While Kegel exercises–named after Dr. Arnold Kegel, who developed them in the 1940s to treat urinary incontinence–may be primarily associated with women, they’re also useful for men. Strengthening the pelvic floor muscles may help reduce both urinary and fecal incontinence in men. Kegels may also help a man achieve greater control over his sexual response, according to the University of California, Santa Barbara’s sex experts.

Identification Exercise

Practice stopping your flow of urine mid-stream. While you shouldn’t do this on a regular basis–you may start retaining urine–you can do it on rare occasions to help you locate your pelvic floor muscles. The same muscles that help you stop the flow of urine are the ones used in Kegel exercises.

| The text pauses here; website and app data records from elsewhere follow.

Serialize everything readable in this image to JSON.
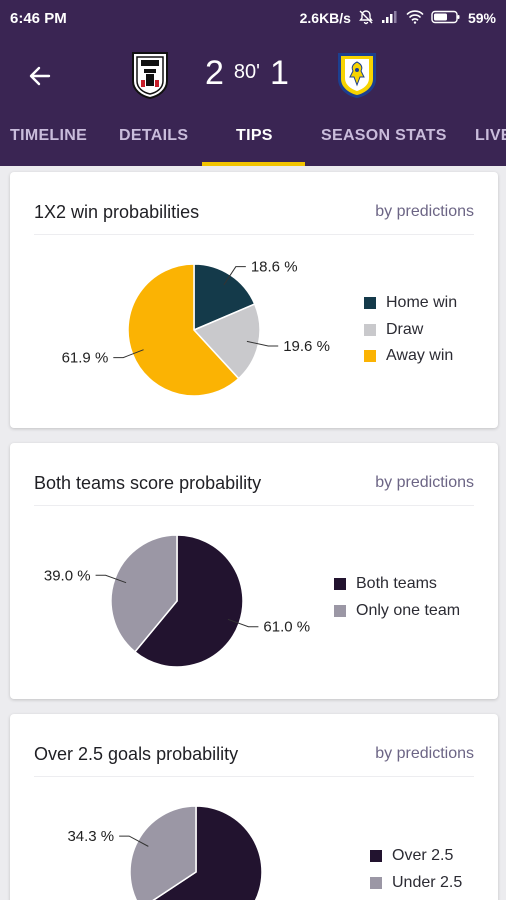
{
  "status_bar": {
    "time": "6:46 PM",
    "network_speed": "2.6KB/s",
    "battery": "59%",
    "icons": [
      "mute-icon",
      "signal-icon",
      "wifi-icon",
      "battery-icon"
    ]
  },
  "match": {
    "home_score": "2",
    "minute": "80'",
    "away_score": "1",
    "home_crest": "fulham-crest-icon",
    "away_crest": "leeds-crest-icon"
  },
  "tabs": [
    {
      "label": "TIMELINE",
      "active": false
    },
    {
      "label": "DETAILS",
      "active": false
    },
    {
      "label": "TIPS",
      "active": true
    },
    {
      "label": "SEASON STATS",
      "active": false
    },
    {
      "label": "LIVE",
      "active": false
    }
  ],
  "colors": {
    "header": "#3a2553",
    "accent": "#f2c400",
    "home_win": "#143a4a",
    "draw": "#c9c9cc",
    "away_win": "#fbb303",
    "both_teams": "#22132f",
    "only_one_team": "#9b97a5",
    "over": "#22132f",
    "under": "#9b97a5"
  },
  "cards": [
    {
      "title": "1X2 win probabilities",
      "link": "by predictions",
      "chart_data": {
        "type": "pie",
        "title": "1X2 win probabilities",
        "slices": [
          {
            "name": "Home win",
            "value": 18.6,
            "label": "18.6 %"
          },
          {
            "name": "Draw",
            "value": 19.6,
            "label": "19.6 %"
          },
          {
            "name": "Away win",
            "value": 61.9,
            "label": "61.9 %"
          }
        ],
        "legend_position": "right"
      }
    },
    {
      "title": "Both teams score probability",
      "link": "by predictions",
      "chart_data": {
        "type": "pie",
        "title": "Both teams score probability",
        "slices": [
          {
            "name": "Both teams",
            "value": 61.0,
            "label": "61.0 %"
          },
          {
            "name": "Only one team",
            "value": 39.0,
            "label": "39.0 %"
          }
        ],
        "legend_position": "right"
      }
    },
    {
      "title": "Over 2.5 goals probability",
      "link": "by predictions",
      "chart_data": {
        "type": "pie",
        "title": "Over 2.5 goals probability",
        "slices": [
          {
            "name": "Over 2.5",
            "value": 65.7,
            "label": ""
          },
          {
            "name": "Under 2.5",
            "value": 34.3,
            "label": "34.3 %"
          }
        ],
        "legend_position": "right"
      }
    }
  ]
}
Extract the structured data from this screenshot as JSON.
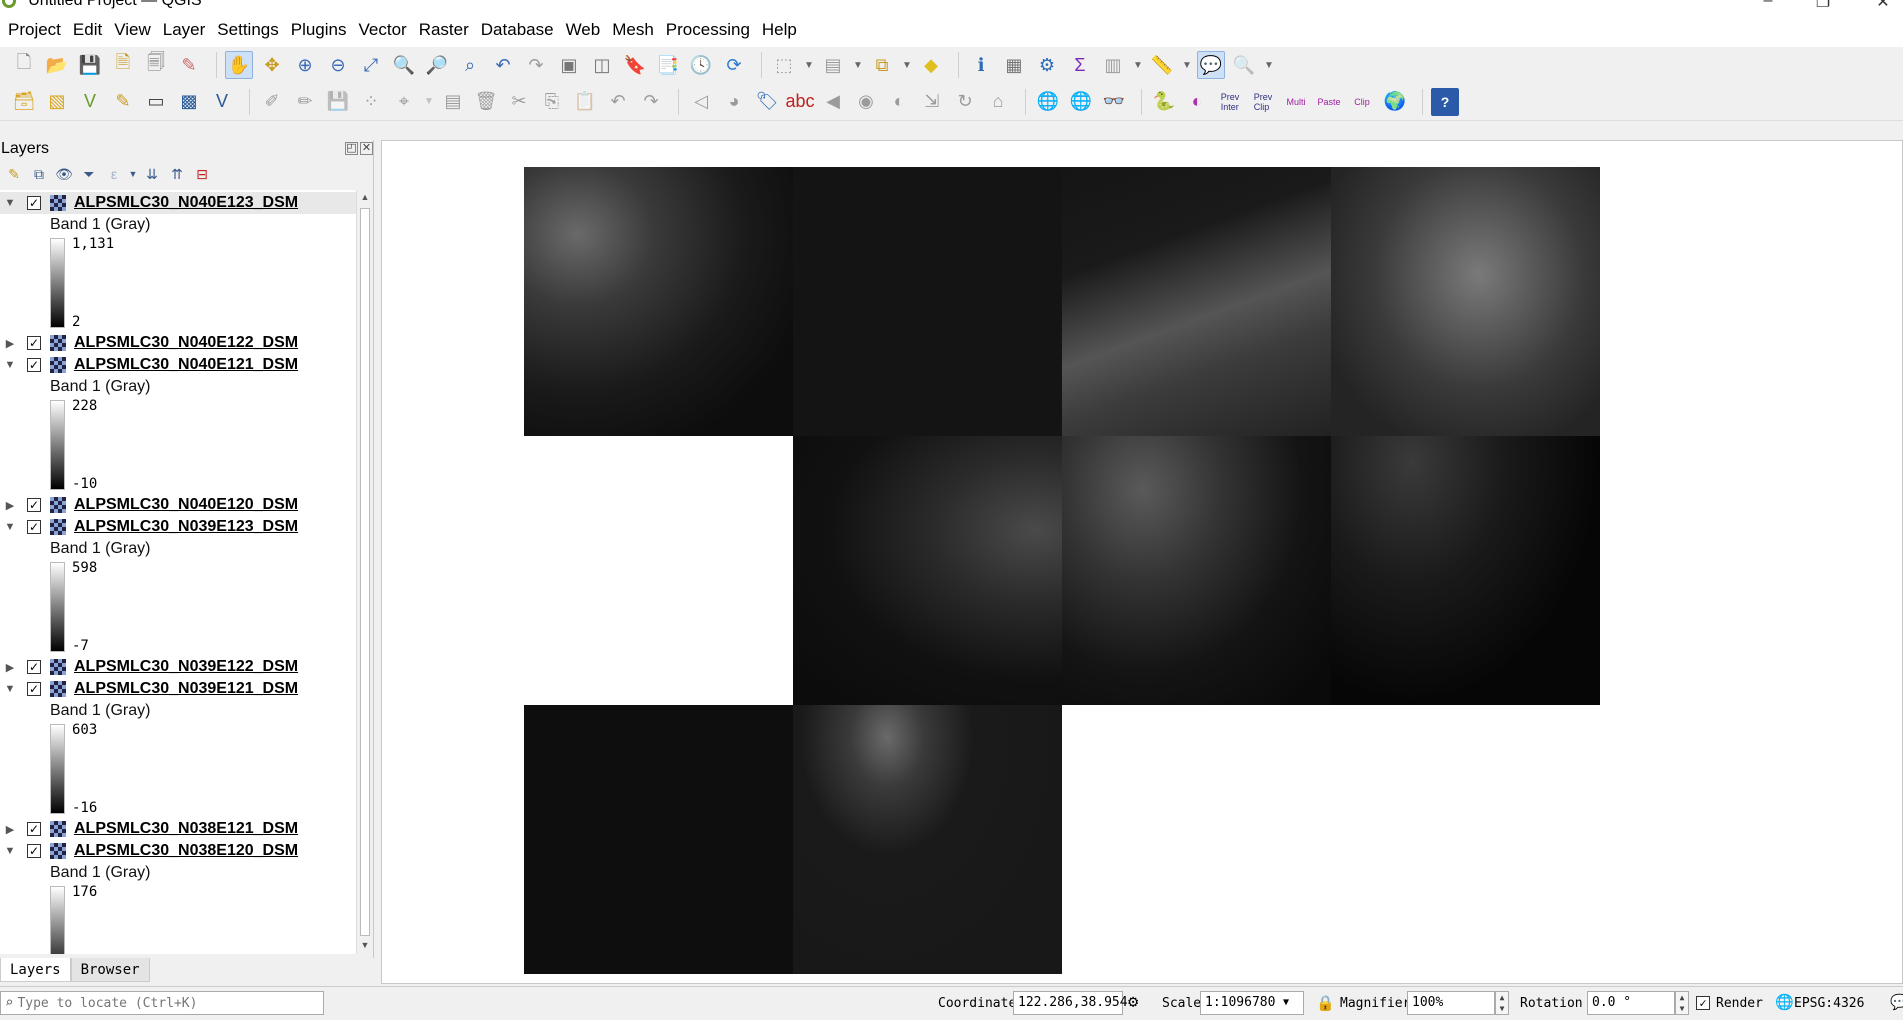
{
  "window": {
    "title": "*Untitled Project — QGIS"
  },
  "menu": [
    "Project",
    "Edit",
    "View",
    "Layer",
    "Settings",
    "Plugins",
    "Vector",
    "Raster",
    "Database",
    "Web",
    "Mesh",
    "Processing",
    "Help"
  ],
  "layers_panel": {
    "title": "Layers",
    "tree": [
      {
        "name": "ALPSMLC30_N040E123_DSM",
        "expanded": true,
        "checked": true,
        "band": "Band 1 (Gray)",
        "max": "1,131",
        "min": "2"
      },
      {
        "name": "ALPSMLC30_N040E122_DSM",
        "expanded": false,
        "checked": true
      },
      {
        "name": "ALPSMLC30_N040E121_DSM",
        "expanded": true,
        "checked": true,
        "band": "Band 1 (Gray)",
        "max": "228",
        "min": "-10"
      },
      {
        "name": "ALPSMLC30_N040E120_DSM",
        "expanded": false,
        "checked": true
      },
      {
        "name": "ALPSMLC30_N039E123_DSM",
        "expanded": true,
        "checked": true,
        "band": "Band 1 (Gray)",
        "max": "598",
        "min": "-7"
      },
      {
        "name": "ALPSMLC30_N039E122_DSM",
        "expanded": false,
        "checked": true
      },
      {
        "name": "ALPSMLC30_N039E121_DSM",
        "expanded": true,
        "checked": true,
        "band": "Band 1 (Gray)",
        "max": "603",
        "min": "-16"
      },
      {
        "name": "ALPSMLC30_N038E121_DSM",
        "expanded": false,
        "checked": true
      },
      {
        "name": "ALPSMLC30_N038E120_DSM",
        "expanded": true,
        "checked": true,
        "band": "Band 1 (Gray)",
        "max": "176",
        "min": ""
      }
    ],
    "tabs": [
      "Layers",
      "Browser"
    ]
  },
  "statusbar": {
    "locate_placeholder": "Type to locate (Ctrl+K)",
    "coordinate_label": "Coordinate",
    "coordinate_value": "122.286,38.954",
    "scale_label": "Scale",
    "scale_value": "1:1096780",
    "magnifier_label": "Magnifier",
    "magnifier_value": "100%",
    "rotation_label": "Rotation",
    "rotation_value": "0.0 °",
    "render_label": "Render",
    "crs": "EPSG:4326"
  }
}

Women may insert a finger or fingers inside the vagina to verify the pressure exerted by the pelvic floor muscles; men may opt to slide a finger into the rectum instead. Squeeze your pelvic floor muscles as if stopping the flow of urine or as if trying not to pass gas. You should feel a contraction around your finger.

While you’re doing this, place your other hand on your thigh, abdominal and buttock muscles, in turns. You shouldn’t feel these muscles moving at all when you contract your pelvic floor muscles. You might, however, notice your penis moving if you contract these muscles while you have an erection. This is completely normal, and even offers useful proof that you’ve found the right muscles.

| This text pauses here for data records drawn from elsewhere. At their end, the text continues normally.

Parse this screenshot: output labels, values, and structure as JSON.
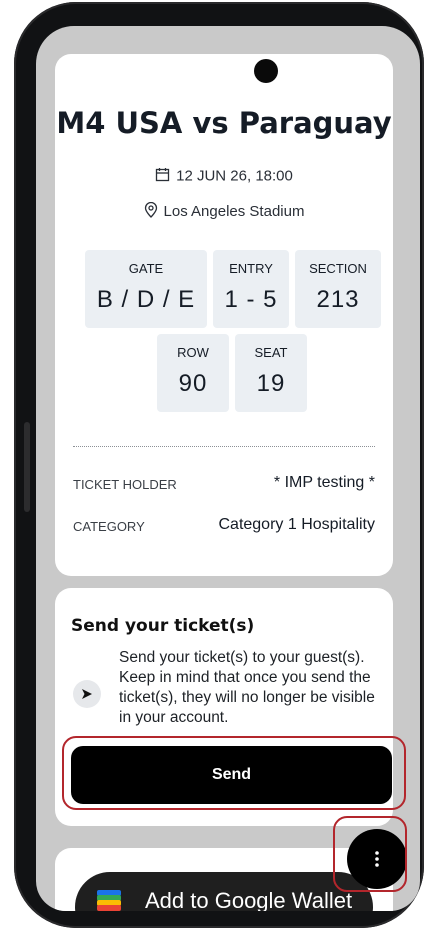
{
  "ticket": {
    "match_title": "M4 USA vs Paraguay",
    "date": "12 JUN 26, 18:00",
    "venue": "Los Angeles Stadium",
    "gate_label": "GATE",
    "gate_value": "B / D / E",
    "entry_label": "ENTRY",
    "entry_value": "1 - 5",
    "section_label": "SECTION",
    "section_value": "213",
    "row_label": "ROW",
    "row_value": "90",
    "seat_label": "SEAT",
    "seat_value": "19",
    "holder_label": "TICKET HOLDER",
    "holder_value": "* IMP testing  *",
    "category_label": "CATEGORY",
    "category_value": "Category 1 Hospitality"
  },
  "send": {
    "heading": "Send your ticket(s)",
    "description": "Send your ticket(s) to your guest(s). Keep in mind that once you send the ticket(s), they will no longer be visible in your account.",
    "button_label": "Send"
  },
  "wallet": {
    "button_label": "Add to Google Wallet"
  },
  "fab": {
    "icon": "more-vertical-icon"
  },
  "colors": {
    "highlight": "#b3262c",
    "primary_button": "#000000",
    "info_box": "#ebeff3"
  }
}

Slow Contractions

Squeeze your pelvic floor muscles and hold them in that position for up to 10 seconds, then relax. Repeat this action up to 10 times to complete one set. If you can’t hold the contraction for a full 10 seconds, hold it for as long as you can with each repetition–try for at least five seconds when you start. As your muscles strengthen over time you’ll work up to holding the full 10-second contraction. You may want to do just one or two sets of this exercise at first. As with any other muscles, your pelvic floor muscles can become fatigued if overworked. As your muscles strengthen you can mix and match up to three sets of this and other Kegel exercises per day.

Quick Squeezes

Practice squeezing and relaxing your pelvic floor muscles quickly and rhythmically. It may help to count out loud as you do this, with one squeeze and release for each count. Continue for as long as you can; 30 seconds makes a good initial goal for one set.

The Elevator

Count slowly from one to five. Tighten your pelvic floor muscles a little more with each count until, on the final count, they are fully contracted. Then slowly count back down to one, relaxing your muscles a little more with each count until, at one, they are fully relaxed.

About this Author

Marie Mulrooney has written professionally since 2001. Her diverse background includes numerous outdoor pursuits, personal training and linguistics. She studied mathematics at the University of Alaska Anchorage and contributes regularly to various online publications. Print publication credits include national magazines, poetry awards and long-lived columns about local outdoor adventures.